SILENT STREAM OF GODLESS ELEGY - Návaz (Season of Mist/Riot)

Hey-nonny no thanks.
Release Date: 
17 Jan 2011 (All day)


These Czechs have been doing the rounds since the mid- 90's without really causing a great deal of fuss to the metal populace. I'm only really familiar with their debut album Iron, and by 'familiar' I mean I gave it a couple of spins at the time and it's remained untouched ever since. Until today. I dusted it off to see how far the band have come in the intervening fifteen years. Not very, apparently. 

 The latest album Návaz, the band's fifth, shows a band with an almost creationist-esque anti-evolutionary ethic. They're still ploughing a remakably similar furrow to their formative work, albeit with a far superior production and a couple of other bells and whistles. This template evokes all the mid-90's UK doom favourites (you know the names), only with a sprinkling of cod-folk and a female vocal. 

 The majority of the tracks here are driven by the vocals and strings (violin and cello), the rest of the instruments merely providing a background wash. There's no riffs as such, just some plodding 3-4 note chug-a-long to fill the empty space.
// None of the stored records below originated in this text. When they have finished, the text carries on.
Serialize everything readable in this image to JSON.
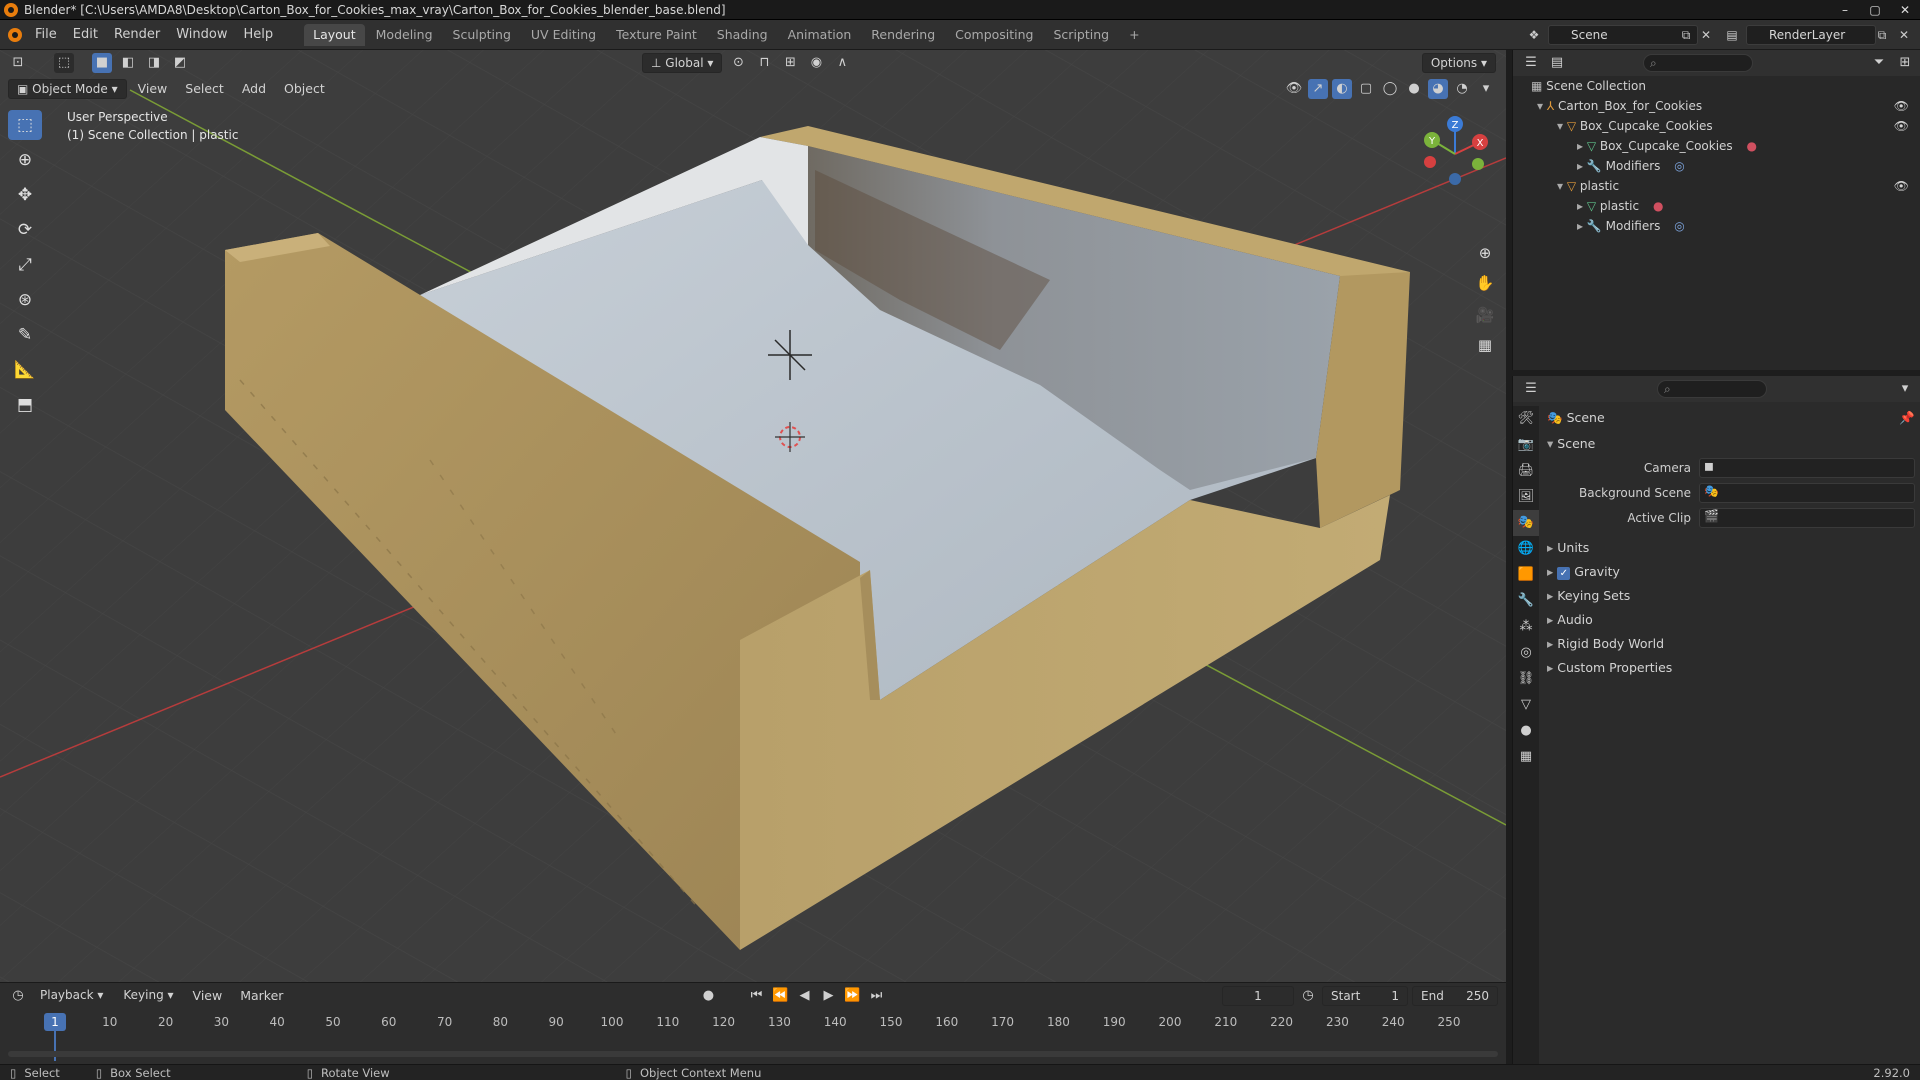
{
  "window": {
    "title": "Blender* [C:\\Users\\AMDA8\\Desktop\\Carton_Box_for_Cookies_max_vray\\Carton_Box_for_Cookies_blender_base.blend]",
    "minimize": "–",
    "maximize": "▢",
    "close": "✕"
  },
  "menus": [
    "File",
    "Edit",
    "Render",
    "Window",
    "Help"
  ],
  "workspaces": [
    "Layout",
    "Modeling",
    "Sculpting",
    "UV Editing",
    "Texture Paint",
    "Shading",
    "Animation",
    "Rendering",
    "Compositing",
    "Scripting"
  ],
  "add_workspace": "+",
  "scene_name": "Scene",
  "view_layer": "RenderLayer",
  "viewport": {
    "transform_orientation": "Global",
    "options": "Options",
    "mode": "Object Mode",
    "header_menus": [
      "View",
      "Select",
      "Add",
      "Object"
    ],
    "overlay_line1": "User Perspective",
    "overlay_line2": "(1) Scene Collection | plastic",
    "gizmo_x": "X",
    "gizmo_y": "Y",
    "gizmo_z": "Z"
  },
  "outliner": {
    "root": "Scene Collection",
    "items": [
      {
        "label": "Carton_Box_for_Cookies",
        "level": 1
      },
      {
        "label": "Box_Cupcake_Cookies",
        "level": 2
      },
      {
        "label": "Box_Cupcake_Cookies",
        "level": 3
      },
      {
        "label": "Modifiers",
        "level": 3
      },
      {
        "label": "plastic",
        "level": 2
      },
      {
        "label": "plastic",
        "level": 3
      },
      {
        "label": "Modifiers",
        "level": 3
      }
    ]
  },
  "properties": {
    "header": "Scene",
    "panel": "Scene",
    "fields": [
      {
        "label": "Camera"
      },
      {
        "label": "Background Scene"
      },
      {
        "label": "Active Clip"
      }
    ],
    "subpanels": [
      "Units",
      "Gravity",
      "Keying Sets",
      "Audio",
      "Rigid Body World",
      "Custom Properties"
    ],
    "gravity_checked": true
  },
  "timeline": {
    "menus": [
      "Playback",
      "Keying",
      "View",
      "Marker"
    ],
    "current_frame": "1",
    "start_label": "Start",
    "start": "1",
    "end_label": "End",
    "end": "250",
    "ticks": [
      "10",
      "20",
      "30",
      "40",
      "50",
      "60",
      "70",
      "80",
      "90",
      "100",
      "110",
      "120",
      "130",
      "140",
      "150",
      "160",
      "170",
      "180",
      "190",
      "200",
      "210",
      "220",
      "230",
      "240",
      "250"
    ],
    "playhead": "1"
  },
  "statusbar": {
    "select": "Select",
    "box_select": "Box Select",
    "rotate_view": "Rotate View",
    "context_menu": "Object Context Menu",
    "version": "2.92.0"
  },
  "colors": {
    "accent": "#4772b3",
    "cardboard": "#b39a62",
    "plastic": "#b8c2cc",
    "grid_x": "#c33a3a",
    "grid_y": "#7aa33a"
  }
}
At least that was certainly the case for the first two tracks Mokos and Zlatohlav. By the end of these two I was already yawning before the dulcimer intro of Skyrj Hlavu Do Dlani caught my ear. While this one still trudges along as per, the superior melody catches the attention and the male / female vocal interplay on the chorus is finally successful. Unfortunately this is short lived. The track, at seven and a half minutes, outstays it's welcome and from then on we're back to square one. 
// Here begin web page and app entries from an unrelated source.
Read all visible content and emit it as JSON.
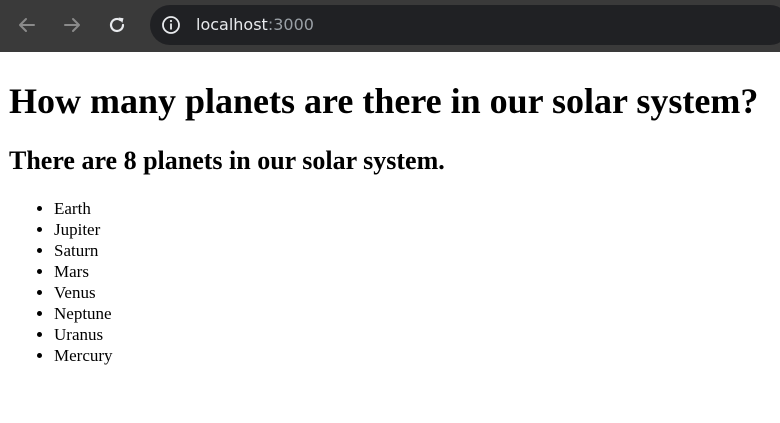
{
  "browser": {
    "url_host": "localhost",
    "url_port": ":3000",
    "icons": {
      "back": "arrow-left-icon",
      "forward": "arrow-right-icon",
      "reload": "reload-icon",
      "site_info": "info-icon"
    },
    "colors": {
      "toolbar": "#3a3a3a",
      "omnibox": "#202124",
      "url_host": "#e8eaed",
      "url_port": "#9aa0a6"
    }
  },
  "page": {
    "heading": "How many planets are there in our solar system?",
    "subheading": "There are 8 planets in our solar system.",
    "planets": [
      "Earth",
      "Jupiter",
      "Saturn",
      "Mars",
      "Venus",
      "Neptune",
      "Uranus",
      "Mercury"
    ]
  }
}
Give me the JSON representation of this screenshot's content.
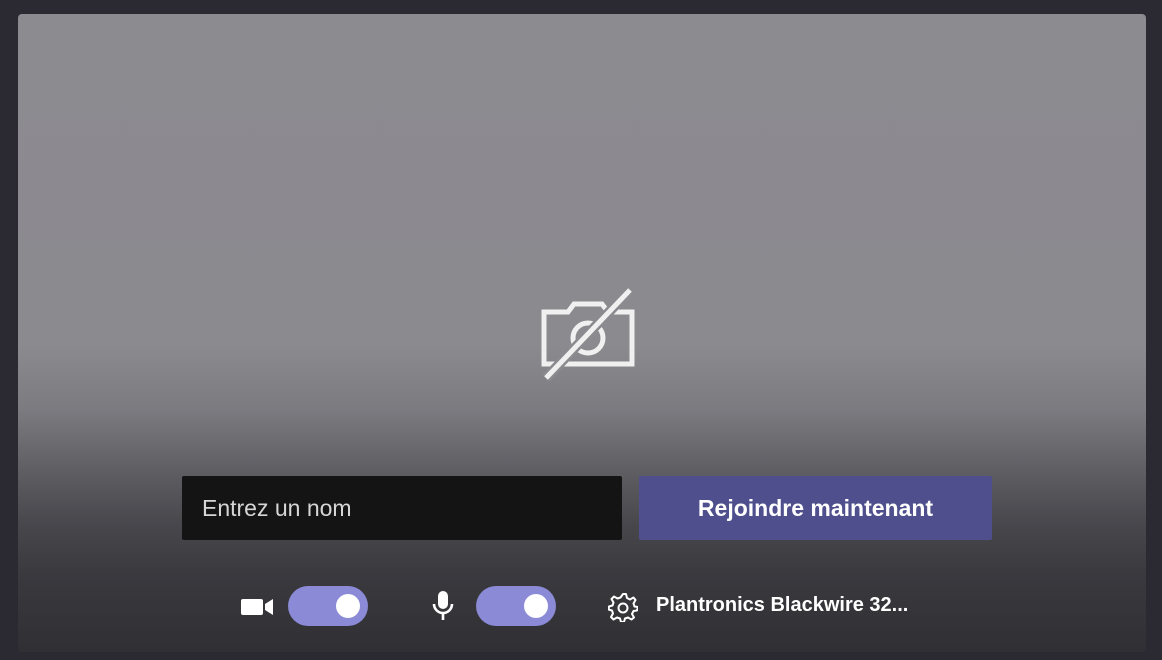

There's the jaunty Slava at track five which I'm sure will give some fat Germans in Tankard shirts something to hop about and spill their beer to at a festival. Personally it made me want to vomit my own pelvis, but then I'm an objectionable prick. 

On the plus side it's well recorded. The female vocal from Hanka Hajdová is for the most part excellent, even if the melodies are unmemorable. Michal Sýkora and Pavel Zouhar, on cello and violin respectively, show they are no slouches either. There are moments overall when it all comes together and you really start thinking the band are on to something. Moments are all they ever end up becoming though, and you're soon back to the chug verse / half speed chorus cliche that makes up the majority of songs here. 
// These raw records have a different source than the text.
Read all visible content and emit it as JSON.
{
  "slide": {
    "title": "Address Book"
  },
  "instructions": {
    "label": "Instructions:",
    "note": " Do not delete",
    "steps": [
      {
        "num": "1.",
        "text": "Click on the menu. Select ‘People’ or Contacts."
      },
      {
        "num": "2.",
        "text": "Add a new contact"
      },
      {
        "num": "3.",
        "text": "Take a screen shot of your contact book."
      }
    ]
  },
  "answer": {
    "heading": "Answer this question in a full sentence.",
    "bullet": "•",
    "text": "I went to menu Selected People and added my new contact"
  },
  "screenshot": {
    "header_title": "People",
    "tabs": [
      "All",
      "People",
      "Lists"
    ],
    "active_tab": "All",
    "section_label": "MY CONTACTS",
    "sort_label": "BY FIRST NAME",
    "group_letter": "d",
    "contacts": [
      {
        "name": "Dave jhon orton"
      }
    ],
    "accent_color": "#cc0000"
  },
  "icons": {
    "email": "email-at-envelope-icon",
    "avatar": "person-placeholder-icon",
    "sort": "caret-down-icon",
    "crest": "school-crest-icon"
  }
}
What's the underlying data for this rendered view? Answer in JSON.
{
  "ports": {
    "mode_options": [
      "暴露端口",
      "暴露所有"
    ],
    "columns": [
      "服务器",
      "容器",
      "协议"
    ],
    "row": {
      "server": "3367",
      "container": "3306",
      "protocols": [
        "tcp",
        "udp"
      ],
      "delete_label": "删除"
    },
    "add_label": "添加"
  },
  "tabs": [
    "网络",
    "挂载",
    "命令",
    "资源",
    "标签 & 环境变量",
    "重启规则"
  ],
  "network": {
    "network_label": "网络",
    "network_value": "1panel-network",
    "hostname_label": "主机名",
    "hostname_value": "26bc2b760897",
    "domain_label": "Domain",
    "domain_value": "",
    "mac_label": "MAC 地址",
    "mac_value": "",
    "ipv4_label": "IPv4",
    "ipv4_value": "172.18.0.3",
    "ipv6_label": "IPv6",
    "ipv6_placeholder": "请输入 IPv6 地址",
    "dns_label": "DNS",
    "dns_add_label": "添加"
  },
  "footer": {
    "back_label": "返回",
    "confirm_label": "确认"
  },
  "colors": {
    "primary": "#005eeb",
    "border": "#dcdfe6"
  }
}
Návaz seems to exist in some sort of void. I've seen the band described as folk doom but this is fairly sweeping and a little desperate. It's doom without being doomy. It lacks any emotional resonance and melancholy and just sort of lumbers along slowly instead. Throwing in a dulcimer and a smidgeon of Slavic-style hey-nonny-no doesn't make it folk either. It's just sort of... there. Unfortunately.